By Racinguk.com staff
Having famously prevailed in the Gold Cup in June on a fast surface, conditions are likely to be much more testing on Saturday, with more rain forecast on already soft ground.
That leaves Bell in a predicament, as the formbook suggests the gallant Big Orange is nowhere near the same operator when there is cut in the ground.
"It's a bit of a headache," the Newmarket handler said. "Given the forecast and the ground is already soft, I'd say the ground is likely to be nearly heavy. I'd suggest we'll probably be having a team meeting on the course in the morning.
"That way we'll get to see how much more rain has fallen and how soft the ground actually is."
Big Orange is a general 10-1 chance and should he take his chance, he will clash again with the Aidan O'Brien-trained Order Of St George, who finished just a short head adrift after a titanic finish up the Ascot straight in the Gold Cup at the Royal meeting.
Order Of St George is a best-priced 10-11 with a number of firms to reverse that form and improve upon his fourth-place finish in this race in 2016, having since won the Irish St Leger and finished fourth in the Prix de l'Arc de Triomphe.
"He ran very well in it last year when the line came a bit too soon," said O'Brien.
"There's been an extra week between the Arc and Champions Day this time, and that would not be a disadvantage.
"We've been delighted with him all year and he looks to have very good chance.
"This will probably be his last run of the year and then we'll look at next year with him."
John Gosden took the unusual step of running a three-year-old in the Goodwood Cup, but it paid off when Stradivarius beat Big Orange with a hefty weight advantage.
That allowance has been reduced by 5lb this time, but he has subsequently finished third in the St Leger and Gosden is looking forward to stepping back up to two miles.
"He's been a revelation this year and his wins in the Queen's Vase at Royal Ascot and Goodwood Cup were fabulous," he said.

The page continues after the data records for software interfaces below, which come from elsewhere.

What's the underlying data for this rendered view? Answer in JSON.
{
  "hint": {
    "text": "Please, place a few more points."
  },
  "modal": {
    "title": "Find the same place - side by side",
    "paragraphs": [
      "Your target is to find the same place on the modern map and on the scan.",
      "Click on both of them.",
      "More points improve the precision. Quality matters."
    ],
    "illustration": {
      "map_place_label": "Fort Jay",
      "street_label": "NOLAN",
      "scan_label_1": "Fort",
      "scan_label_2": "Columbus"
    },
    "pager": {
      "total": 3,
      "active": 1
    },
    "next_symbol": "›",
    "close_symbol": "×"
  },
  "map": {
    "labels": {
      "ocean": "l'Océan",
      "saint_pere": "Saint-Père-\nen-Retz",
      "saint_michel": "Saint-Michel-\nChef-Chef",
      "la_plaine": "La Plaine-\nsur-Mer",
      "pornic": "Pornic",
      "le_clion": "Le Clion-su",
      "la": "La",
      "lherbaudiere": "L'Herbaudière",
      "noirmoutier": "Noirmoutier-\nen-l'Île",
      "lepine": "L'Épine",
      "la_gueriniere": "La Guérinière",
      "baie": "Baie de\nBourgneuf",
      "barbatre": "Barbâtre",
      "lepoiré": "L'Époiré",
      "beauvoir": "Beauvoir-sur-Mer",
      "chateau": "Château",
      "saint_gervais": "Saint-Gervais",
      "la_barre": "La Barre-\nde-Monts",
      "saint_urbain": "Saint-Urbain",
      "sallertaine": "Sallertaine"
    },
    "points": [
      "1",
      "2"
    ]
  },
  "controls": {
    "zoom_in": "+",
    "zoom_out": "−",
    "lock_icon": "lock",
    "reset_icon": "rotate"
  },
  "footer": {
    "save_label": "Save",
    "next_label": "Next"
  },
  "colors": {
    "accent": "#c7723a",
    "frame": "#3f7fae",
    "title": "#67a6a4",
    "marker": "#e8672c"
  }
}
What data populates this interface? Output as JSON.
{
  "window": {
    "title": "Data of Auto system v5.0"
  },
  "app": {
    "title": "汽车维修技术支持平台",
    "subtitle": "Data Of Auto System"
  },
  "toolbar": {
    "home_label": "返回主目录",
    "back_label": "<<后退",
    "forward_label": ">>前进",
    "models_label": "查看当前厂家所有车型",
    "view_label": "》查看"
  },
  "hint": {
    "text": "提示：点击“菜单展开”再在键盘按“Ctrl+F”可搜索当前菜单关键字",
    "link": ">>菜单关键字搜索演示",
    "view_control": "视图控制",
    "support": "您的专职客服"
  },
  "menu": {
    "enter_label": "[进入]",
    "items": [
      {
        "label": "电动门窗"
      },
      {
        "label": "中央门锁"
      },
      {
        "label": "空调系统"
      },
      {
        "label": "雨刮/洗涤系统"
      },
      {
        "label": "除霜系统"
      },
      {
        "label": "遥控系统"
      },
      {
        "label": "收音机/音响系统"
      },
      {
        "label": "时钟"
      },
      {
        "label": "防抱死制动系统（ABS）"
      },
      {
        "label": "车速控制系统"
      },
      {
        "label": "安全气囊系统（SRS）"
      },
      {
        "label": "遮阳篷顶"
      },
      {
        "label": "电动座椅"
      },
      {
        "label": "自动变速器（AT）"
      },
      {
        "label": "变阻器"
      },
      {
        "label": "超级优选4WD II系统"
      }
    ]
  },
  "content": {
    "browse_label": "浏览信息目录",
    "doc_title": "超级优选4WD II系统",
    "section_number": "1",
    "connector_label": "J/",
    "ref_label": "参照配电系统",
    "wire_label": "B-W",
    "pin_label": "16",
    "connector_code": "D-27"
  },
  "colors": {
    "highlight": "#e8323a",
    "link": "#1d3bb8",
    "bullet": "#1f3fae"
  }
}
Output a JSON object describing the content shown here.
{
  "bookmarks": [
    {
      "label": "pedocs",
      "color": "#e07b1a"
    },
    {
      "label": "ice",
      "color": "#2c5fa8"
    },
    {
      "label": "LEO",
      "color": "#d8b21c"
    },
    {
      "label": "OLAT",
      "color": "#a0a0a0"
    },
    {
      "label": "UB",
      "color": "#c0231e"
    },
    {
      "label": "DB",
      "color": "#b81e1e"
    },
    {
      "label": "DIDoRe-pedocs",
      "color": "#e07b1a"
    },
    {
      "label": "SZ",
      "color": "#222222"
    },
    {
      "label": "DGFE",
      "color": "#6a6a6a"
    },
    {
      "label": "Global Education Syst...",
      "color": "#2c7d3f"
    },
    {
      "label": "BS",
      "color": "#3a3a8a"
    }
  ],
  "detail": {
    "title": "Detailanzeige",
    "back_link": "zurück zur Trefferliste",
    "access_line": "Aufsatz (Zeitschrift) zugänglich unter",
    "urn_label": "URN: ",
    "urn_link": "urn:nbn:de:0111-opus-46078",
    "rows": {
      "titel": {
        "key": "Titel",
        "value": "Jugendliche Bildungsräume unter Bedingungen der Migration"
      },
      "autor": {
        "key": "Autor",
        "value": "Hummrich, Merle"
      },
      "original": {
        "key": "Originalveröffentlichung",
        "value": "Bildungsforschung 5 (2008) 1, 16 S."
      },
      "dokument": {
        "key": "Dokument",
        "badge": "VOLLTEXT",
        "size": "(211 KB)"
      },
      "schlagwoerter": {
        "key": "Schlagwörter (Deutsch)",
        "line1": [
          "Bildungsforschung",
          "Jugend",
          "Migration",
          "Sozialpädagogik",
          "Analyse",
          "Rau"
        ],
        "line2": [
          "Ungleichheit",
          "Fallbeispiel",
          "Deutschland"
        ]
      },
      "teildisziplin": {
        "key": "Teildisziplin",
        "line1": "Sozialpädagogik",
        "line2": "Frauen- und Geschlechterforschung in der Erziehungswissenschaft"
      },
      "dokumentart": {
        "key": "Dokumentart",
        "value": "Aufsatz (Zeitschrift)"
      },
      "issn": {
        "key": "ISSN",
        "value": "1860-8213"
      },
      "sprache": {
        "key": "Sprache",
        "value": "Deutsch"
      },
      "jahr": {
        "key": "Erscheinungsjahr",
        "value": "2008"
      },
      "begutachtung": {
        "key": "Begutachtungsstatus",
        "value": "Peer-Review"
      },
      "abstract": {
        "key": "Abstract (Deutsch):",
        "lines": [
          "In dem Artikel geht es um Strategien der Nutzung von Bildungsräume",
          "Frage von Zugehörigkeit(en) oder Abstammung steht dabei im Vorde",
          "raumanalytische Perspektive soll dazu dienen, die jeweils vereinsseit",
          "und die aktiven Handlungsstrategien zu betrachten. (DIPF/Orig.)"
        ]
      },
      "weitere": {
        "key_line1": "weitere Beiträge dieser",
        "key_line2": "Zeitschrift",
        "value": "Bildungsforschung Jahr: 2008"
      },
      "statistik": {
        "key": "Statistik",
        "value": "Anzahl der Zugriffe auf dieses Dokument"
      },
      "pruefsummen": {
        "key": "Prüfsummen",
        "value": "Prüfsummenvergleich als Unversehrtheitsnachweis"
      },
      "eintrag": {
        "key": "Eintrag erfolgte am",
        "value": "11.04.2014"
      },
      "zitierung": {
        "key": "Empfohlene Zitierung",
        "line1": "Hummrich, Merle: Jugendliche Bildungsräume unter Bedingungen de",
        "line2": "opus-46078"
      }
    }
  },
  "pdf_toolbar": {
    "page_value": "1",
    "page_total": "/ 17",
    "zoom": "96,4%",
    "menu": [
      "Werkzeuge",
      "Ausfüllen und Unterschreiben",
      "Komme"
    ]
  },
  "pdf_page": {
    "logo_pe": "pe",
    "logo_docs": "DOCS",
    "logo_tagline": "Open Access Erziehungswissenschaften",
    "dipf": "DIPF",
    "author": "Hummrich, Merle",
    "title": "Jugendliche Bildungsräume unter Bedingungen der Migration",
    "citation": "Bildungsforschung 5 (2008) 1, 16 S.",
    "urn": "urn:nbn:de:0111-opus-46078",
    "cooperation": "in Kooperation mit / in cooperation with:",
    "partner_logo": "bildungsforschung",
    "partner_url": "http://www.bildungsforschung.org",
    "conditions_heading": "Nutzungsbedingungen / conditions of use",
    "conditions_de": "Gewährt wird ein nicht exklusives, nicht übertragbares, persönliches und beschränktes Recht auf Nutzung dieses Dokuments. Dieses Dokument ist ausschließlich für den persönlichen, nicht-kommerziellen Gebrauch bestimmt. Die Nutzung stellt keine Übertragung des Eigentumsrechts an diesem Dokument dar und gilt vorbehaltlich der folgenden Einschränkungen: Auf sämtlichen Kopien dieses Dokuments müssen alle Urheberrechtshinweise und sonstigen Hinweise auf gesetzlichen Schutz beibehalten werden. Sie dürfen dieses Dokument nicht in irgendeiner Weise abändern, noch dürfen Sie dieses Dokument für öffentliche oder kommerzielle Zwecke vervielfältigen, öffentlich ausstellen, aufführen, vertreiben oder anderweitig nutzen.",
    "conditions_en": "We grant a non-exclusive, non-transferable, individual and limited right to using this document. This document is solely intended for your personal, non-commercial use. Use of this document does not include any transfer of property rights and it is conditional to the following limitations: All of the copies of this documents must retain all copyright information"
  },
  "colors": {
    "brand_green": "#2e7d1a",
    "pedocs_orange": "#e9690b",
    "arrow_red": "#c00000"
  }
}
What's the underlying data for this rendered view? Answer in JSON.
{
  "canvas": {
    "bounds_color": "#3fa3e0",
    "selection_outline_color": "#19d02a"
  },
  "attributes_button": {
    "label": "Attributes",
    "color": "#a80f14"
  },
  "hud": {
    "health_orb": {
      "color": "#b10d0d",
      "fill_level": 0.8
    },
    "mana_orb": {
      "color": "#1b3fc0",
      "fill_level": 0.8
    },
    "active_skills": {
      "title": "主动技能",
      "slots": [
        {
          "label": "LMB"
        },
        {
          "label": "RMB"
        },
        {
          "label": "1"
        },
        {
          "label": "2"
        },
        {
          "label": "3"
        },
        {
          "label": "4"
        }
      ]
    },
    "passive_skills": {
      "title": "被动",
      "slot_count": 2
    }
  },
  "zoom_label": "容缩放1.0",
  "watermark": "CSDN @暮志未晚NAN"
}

"He ran a blinder in the Leger. He got a little bit left on his own racing on the rail. The race happened a little bit more in the middle of the track.
"I love the way in the last half a furlong he is coming right back at them again in what was probably the best Leger run in a very long time.
"He is a grand horse and will be a lot of fun in the Cup races next year."
Another of the Classic generation to test himself against his elders is David Elsworth's Desert Skyline, winner of the Doncaster Cup.
"It's a little bit ambitious, but then again so was running him in the Goodwood Cup and Doncaster Cup," said Elsworth.
"He's run a series of good races this year, his Doncaster win coming after a fantastic effort at Goodwood Cup behind Big Orange and Stradivarius.
"We all know how good Big Orange is and Stradivarius showed his class in the St Leger.
"We will pull up stumps afterwards and next year come back and win the Goodwood Cup."
Sir Michael Stoute's Dartmouth was supplemented for the race, but needs to bounce back from a disappointing run behind Order Of St George in the Irish St Leger.
John Warren, racing manager for owner the Queen, said: "It seemed to be the obvious race for him when the Queen doesn't get many opportunities to see her horses race through the year, so we decided that it made sense to go for a race like this.
"We still have no idea why he didn't run well last time, but he came out of the race well and has been in very good form since, so he is taking his chance.
"He's a tough, hardy horse who we know stays well.
"He stays in training next year. He's so versatile and we will look at all options between a mile and a half to two miles, including internationally.
"It's nice to have a horse owned by the Queen where the trainer has options.
"He's been great fun and given the Queen a lot of pleasure. Hopefully he runs up to expectation."